In the records, find each line where "transaction" occurs, and copy it.

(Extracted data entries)

=== Begin Enclosure ===

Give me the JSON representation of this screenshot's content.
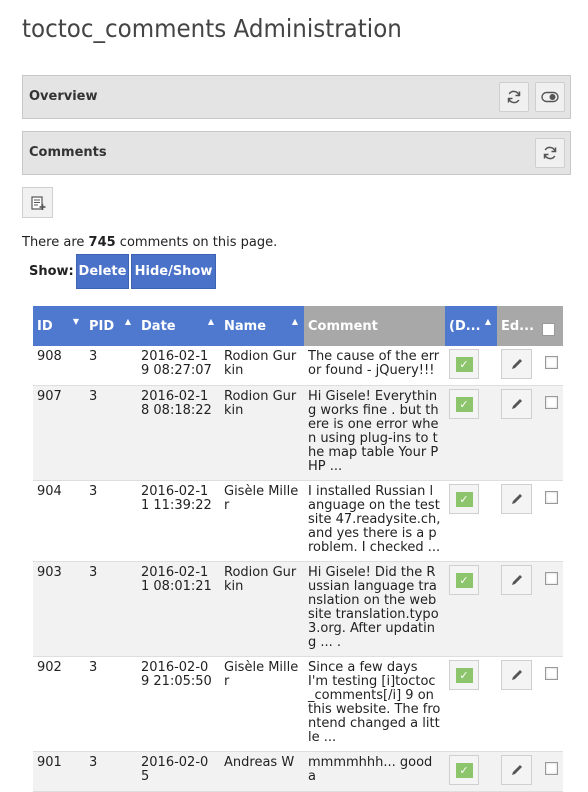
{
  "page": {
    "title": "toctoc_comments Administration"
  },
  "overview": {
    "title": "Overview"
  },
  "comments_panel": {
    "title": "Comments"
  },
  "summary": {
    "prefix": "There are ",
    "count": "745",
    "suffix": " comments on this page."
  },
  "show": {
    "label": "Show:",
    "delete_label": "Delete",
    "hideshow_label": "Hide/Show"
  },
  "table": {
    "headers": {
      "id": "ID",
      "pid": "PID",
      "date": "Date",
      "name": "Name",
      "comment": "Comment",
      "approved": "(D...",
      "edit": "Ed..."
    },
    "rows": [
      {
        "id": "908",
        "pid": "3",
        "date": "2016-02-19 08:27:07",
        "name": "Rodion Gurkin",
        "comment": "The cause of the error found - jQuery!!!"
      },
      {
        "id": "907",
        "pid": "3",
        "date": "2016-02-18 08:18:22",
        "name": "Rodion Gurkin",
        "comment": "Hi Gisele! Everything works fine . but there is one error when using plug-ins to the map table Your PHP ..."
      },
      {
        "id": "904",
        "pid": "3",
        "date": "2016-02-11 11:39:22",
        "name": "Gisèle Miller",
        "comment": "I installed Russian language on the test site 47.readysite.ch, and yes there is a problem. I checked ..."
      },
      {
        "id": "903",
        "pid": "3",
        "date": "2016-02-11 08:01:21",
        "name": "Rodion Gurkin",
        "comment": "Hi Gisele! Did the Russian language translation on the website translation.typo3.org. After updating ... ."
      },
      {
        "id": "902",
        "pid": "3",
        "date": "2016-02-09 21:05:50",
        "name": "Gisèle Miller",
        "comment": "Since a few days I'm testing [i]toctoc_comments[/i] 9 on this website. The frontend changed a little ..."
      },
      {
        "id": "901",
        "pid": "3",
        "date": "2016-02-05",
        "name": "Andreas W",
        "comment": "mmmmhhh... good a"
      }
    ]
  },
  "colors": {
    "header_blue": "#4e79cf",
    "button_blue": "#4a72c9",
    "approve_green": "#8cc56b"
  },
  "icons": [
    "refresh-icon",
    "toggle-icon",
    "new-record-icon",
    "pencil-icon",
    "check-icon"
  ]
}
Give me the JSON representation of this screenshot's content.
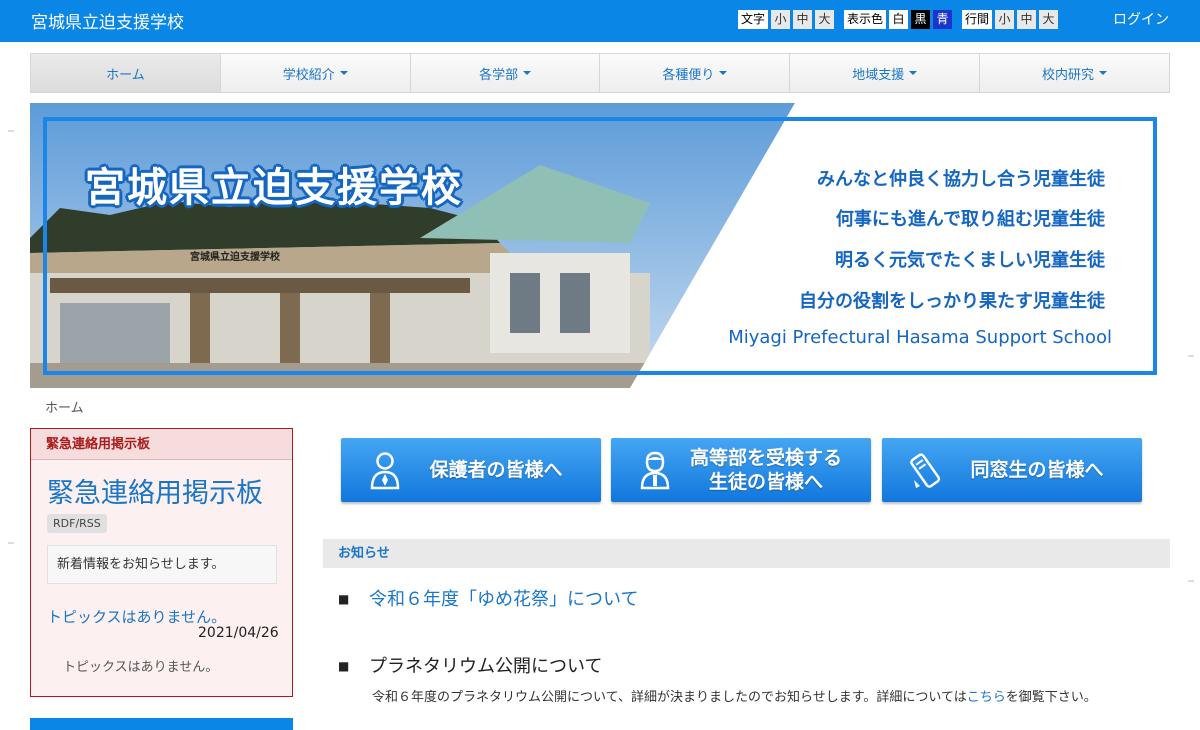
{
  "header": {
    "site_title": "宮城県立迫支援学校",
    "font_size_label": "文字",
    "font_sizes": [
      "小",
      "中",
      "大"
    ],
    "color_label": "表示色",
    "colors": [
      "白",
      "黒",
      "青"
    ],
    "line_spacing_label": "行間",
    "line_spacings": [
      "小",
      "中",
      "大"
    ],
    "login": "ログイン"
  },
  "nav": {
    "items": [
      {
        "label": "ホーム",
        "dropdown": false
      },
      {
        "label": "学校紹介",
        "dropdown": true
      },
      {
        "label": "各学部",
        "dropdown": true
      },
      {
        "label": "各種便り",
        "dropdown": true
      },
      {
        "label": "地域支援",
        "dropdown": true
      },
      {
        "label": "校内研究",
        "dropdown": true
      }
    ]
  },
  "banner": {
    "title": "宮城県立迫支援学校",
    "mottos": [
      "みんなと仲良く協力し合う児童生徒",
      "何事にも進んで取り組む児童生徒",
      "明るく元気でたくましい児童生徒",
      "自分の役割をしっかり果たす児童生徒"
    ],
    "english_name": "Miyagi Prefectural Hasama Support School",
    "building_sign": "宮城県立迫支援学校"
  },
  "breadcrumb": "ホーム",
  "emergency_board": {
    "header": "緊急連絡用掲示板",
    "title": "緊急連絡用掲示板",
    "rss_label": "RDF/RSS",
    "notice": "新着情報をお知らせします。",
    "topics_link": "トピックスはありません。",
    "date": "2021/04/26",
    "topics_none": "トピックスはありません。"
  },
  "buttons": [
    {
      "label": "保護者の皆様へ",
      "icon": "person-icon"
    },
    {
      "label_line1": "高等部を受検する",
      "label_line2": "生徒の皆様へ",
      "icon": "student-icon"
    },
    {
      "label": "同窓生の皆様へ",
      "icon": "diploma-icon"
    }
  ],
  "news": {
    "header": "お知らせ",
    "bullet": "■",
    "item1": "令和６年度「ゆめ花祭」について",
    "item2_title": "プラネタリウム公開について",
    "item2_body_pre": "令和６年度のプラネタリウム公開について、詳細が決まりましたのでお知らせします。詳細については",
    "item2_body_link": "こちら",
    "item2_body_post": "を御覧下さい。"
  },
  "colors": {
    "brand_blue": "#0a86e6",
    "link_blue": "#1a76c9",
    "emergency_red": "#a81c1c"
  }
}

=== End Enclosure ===
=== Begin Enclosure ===

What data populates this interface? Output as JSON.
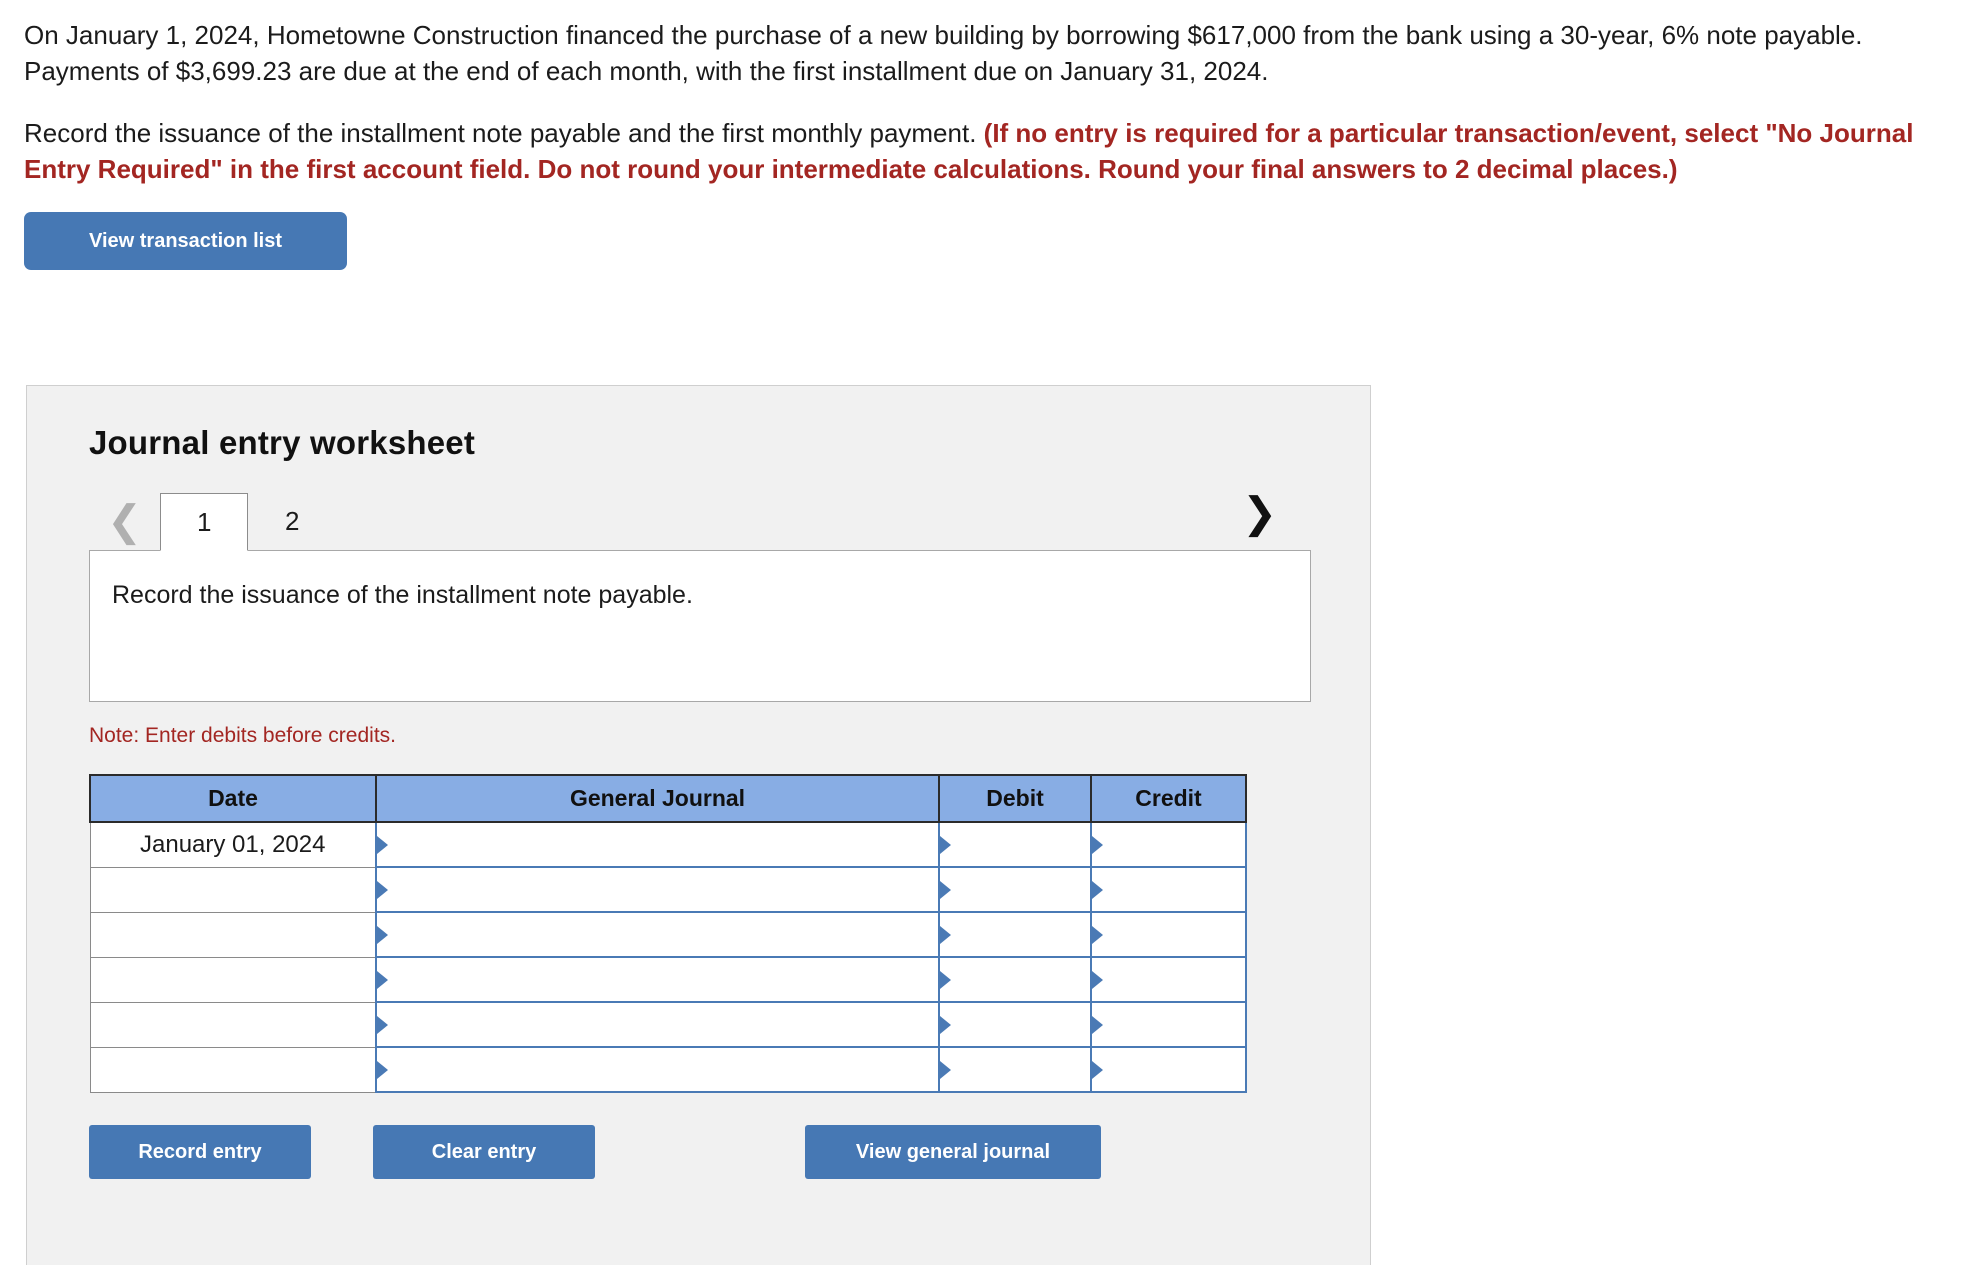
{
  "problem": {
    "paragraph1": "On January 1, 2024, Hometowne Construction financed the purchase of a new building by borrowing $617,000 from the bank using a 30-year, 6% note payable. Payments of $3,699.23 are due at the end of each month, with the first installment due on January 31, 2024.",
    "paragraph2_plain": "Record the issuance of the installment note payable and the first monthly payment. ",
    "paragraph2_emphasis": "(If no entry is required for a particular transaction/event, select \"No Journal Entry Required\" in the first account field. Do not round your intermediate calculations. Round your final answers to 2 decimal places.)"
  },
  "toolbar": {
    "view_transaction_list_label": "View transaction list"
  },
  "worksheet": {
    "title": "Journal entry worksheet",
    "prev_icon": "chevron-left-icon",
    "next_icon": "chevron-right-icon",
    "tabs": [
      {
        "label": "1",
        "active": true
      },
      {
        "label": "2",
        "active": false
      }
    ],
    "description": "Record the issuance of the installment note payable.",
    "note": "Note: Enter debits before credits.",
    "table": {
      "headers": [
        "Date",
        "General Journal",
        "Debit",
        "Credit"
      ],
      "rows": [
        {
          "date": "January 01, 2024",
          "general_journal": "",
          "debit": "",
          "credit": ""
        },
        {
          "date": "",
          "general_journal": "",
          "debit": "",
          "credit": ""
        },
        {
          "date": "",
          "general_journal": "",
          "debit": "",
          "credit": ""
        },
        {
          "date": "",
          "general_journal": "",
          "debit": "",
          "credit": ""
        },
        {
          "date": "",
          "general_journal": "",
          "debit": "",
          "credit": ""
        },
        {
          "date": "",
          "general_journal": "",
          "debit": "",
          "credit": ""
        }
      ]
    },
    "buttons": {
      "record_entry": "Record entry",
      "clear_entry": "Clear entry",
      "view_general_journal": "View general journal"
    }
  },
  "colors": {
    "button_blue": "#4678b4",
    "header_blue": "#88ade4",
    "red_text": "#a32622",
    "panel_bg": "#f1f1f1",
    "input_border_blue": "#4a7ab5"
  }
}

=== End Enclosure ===

YOUR RESPONSE »
    "paragraph2_emphasis": "(If no entry is required for a particular transaction/event, select \"No Journal Entry Required\" in the first account field. Do not round your intermediate calculations. Round your final answers to 2 decimal places.)"
    "view_transaction_list_label": "View transaction list"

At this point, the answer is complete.